→ YOUR ASSIGNMENT
Write out each record in full and exactly as given. Skip any pictures.
=-=-=
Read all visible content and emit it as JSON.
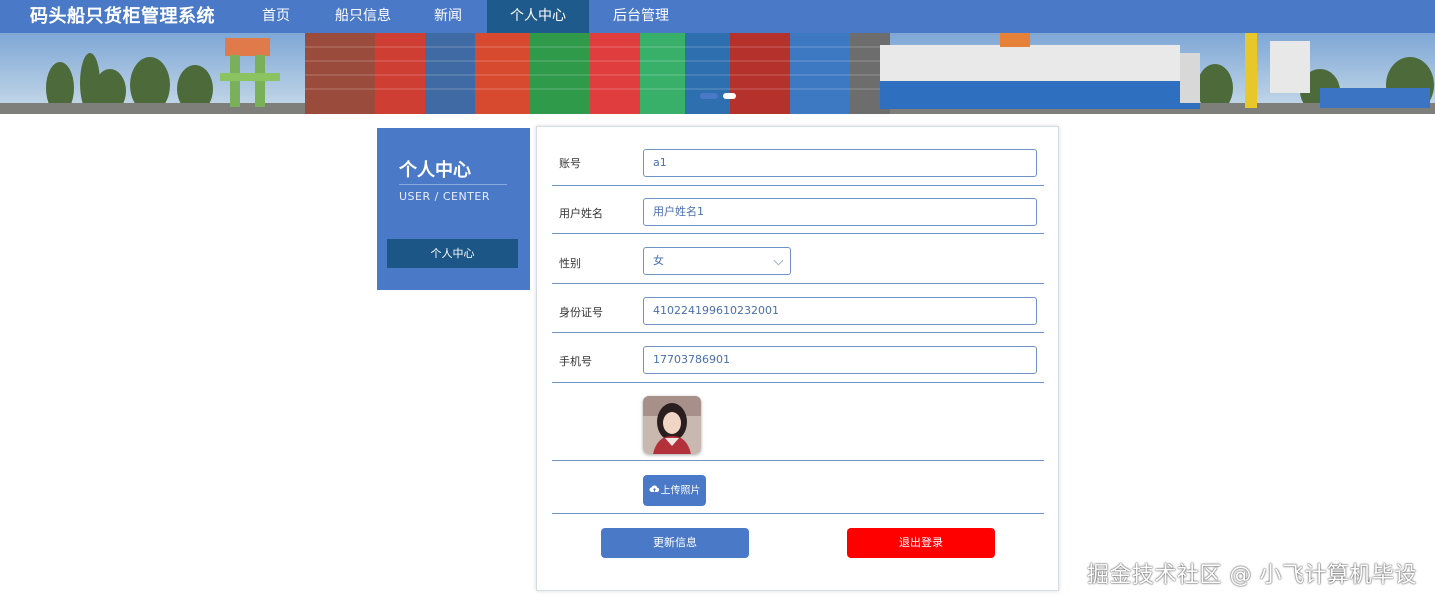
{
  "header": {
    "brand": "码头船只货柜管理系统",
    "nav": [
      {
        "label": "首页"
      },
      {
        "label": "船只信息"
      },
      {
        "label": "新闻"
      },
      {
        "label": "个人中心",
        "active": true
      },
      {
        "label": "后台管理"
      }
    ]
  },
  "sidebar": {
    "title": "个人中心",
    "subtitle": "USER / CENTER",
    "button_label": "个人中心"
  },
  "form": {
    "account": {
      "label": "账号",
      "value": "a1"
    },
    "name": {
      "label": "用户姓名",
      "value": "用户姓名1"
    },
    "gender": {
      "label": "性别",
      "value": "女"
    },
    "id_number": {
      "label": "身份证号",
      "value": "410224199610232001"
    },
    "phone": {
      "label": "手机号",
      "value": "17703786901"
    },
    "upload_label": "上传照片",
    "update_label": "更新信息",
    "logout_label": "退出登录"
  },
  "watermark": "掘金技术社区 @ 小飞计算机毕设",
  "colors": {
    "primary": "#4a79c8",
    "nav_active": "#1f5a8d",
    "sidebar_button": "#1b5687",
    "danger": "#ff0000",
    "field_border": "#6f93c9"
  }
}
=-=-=
→ RESPONSE TO THE EXERCISE
Read all visible content and emit it as JSON.
{
  "header": {
    "brand": "码头船只货柜管理系统",
    "nav": [
      {
        "label": "首页"
      },
      {
        "label": "船只信息"
      },
      {
        "label": "新闻"
      },
      {
        "label": "个人中心",
        "active": true
      },
      {
        "label": "后台管理"
      }
    ]
  },
  "sidebar": {
    "title": "个人中心",
    "subtitle": "USER / CENTER",
    "button_label": "个人中心"
  },
  "form": {
    "account": {
      "label": "账号",
      "value": "a1"
    },
    "name": {
      "label": "用户姓名",
      "value": "用户姓名1"
    },
    "gender": {
      "label": "性别",
      "value": "女"
    },
    "id_number": {
      "label": "身份证号",
      "value": "410224199610232001"
    },
    "phone": {
      "label": "手机号",
      "value": "17703786901"
    },
    "upload_label": "上传照片",
    "update_label": "更新信息",
    "logout_label": "退出登录"
  },
  "watermark": "掘金技术社区 @ 小飞计算机毕设",
  "colors": {
    "primary": "#4a79c8",
    "nav_active": "#1f5a8d",
    "sidebar_button": "#1b5687",
    "danger": "#ff0000",
    "field_border": "#6f93c9"
  }
}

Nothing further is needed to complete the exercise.